1) De-barb the hook and place it into the jaws of the vise. Cover the hook shank with thread and return it to the hook eye. Double 6 strands of silver Flashabou around the tying thread. Grasp both ends of the Flashabou and slide them into position along the underside of the hook shank. Secure the silver Flashabou back down the underside of the hook shank to the bend of the hook. Spread the Flashabou on either sides of the hook. Trim the Flashabou so it extends back behind the hook about one half the shank.
2) Return the tying thread to the front of the hook. Double and tie in 6 strands of pearlescent Flashabou in the same fashion as the silver Flashabou in step #1 this time on top of the shank. Trim the pearlescent Flashabou even with the silver Flashabou. Repeat this process with 6 strands of black or olive Flashabou.
3) Tie in a 4 inch length of pink Antron or Poly yarn just back from the hook eye on top of the shank. Make sure the Antron or Poly yarn is thin. Keep the slender profile of a natural needlefish in mind. Secure the yarn back down the shank to the bend. Pull the yarn under the shank and secure forward to the hook eye. Fold the yarn back down the underside of the shank and secure in place to the bend. Trim the excess yarn and cover the end with tying thread.

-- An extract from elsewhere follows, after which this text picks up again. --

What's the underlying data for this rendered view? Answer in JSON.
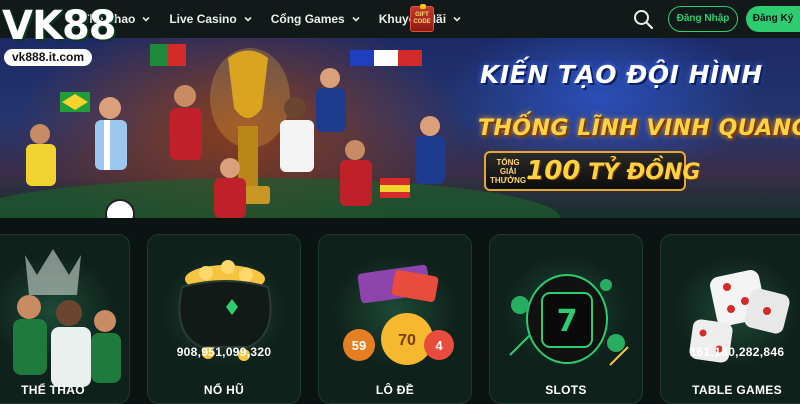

4) Tie in a 4 inch length of white Antron or Poly yarn just back from the hook eye on top of the shank. As with the pink underbody material make sure the length of yarn is thin. Build up the underbody using the same process as was done with the pink yarn. The goal is to create a slender underbody with a pink lateral stripe and to have the majority of the underbody on the underside of the hook shank.
5) Tie in additional lengths and colors of Flashabou as was done in steps #1 and #2. Pearlescent followed by purple or black Flashabou along the top of the underbody, silver Flashabou along the ventral portion of the shank. Trim the ends of the Flashabou even with the balance of the tail.
6) Tie in 3-4 strands of pearlescent Flashabou Mirage down each side of the body to suggest a lateral line. Trim the ends of the Flashabou even with the balance of the tail. Whip finish and remove the tying thread. Apply a dab of Fisherman’s glue for added security. The underbody is now complete. As needlefish are constantly in a state of color flux mix and match the Flashabou and yarn combinations to match the naturals. Tying a number of underbody sections makes sense when tying a number of Epoxy Needlefish.
7) Remove the core from a slightly longer than the hook shank length of Super Weave Mylar tubing. Reattach the tying thread at the hook eye and bind down the Mylar tubing at the eye. Trim any remnants of the Mylar tubing protruding forward from the tie in point. Build up a bulbous minnow like head reminiscent of the natural needlefish. Once the head is complete whip finish and remove the tying thread. Apply a dab of Fisherman’s glue for added security. Attach the tying thread at the bend of the hook. Pull on the Mylar tubing to reduce bulk, secure the tubing in place placing the thread wraps directly on top of each other. Whip finish and remove the tying thread, place a dab of Fisherman’s glue on the thread wraps for additional security. If desired, carefully trim the excess Mylar tubing flowing back into the tail.
8) Using a dubbing needle place a pair of tape eyes along each side of the head. Use the thumb and forefinger to pinch the eyes into position and cupping them around the head.
9) Use permanent markers to add the red gills slashes just behind the eyes and black dorsal markings along the top of the hook shank.
10) Coat the body and head including the tapes eyes with a thin coat of epoxy. If a second coat is required allow the first coat to dry before adding additional coatings. 2 coats should be ample for this pattern. Place the fly on a rotary dryer to ensure the epoxy dries evenly.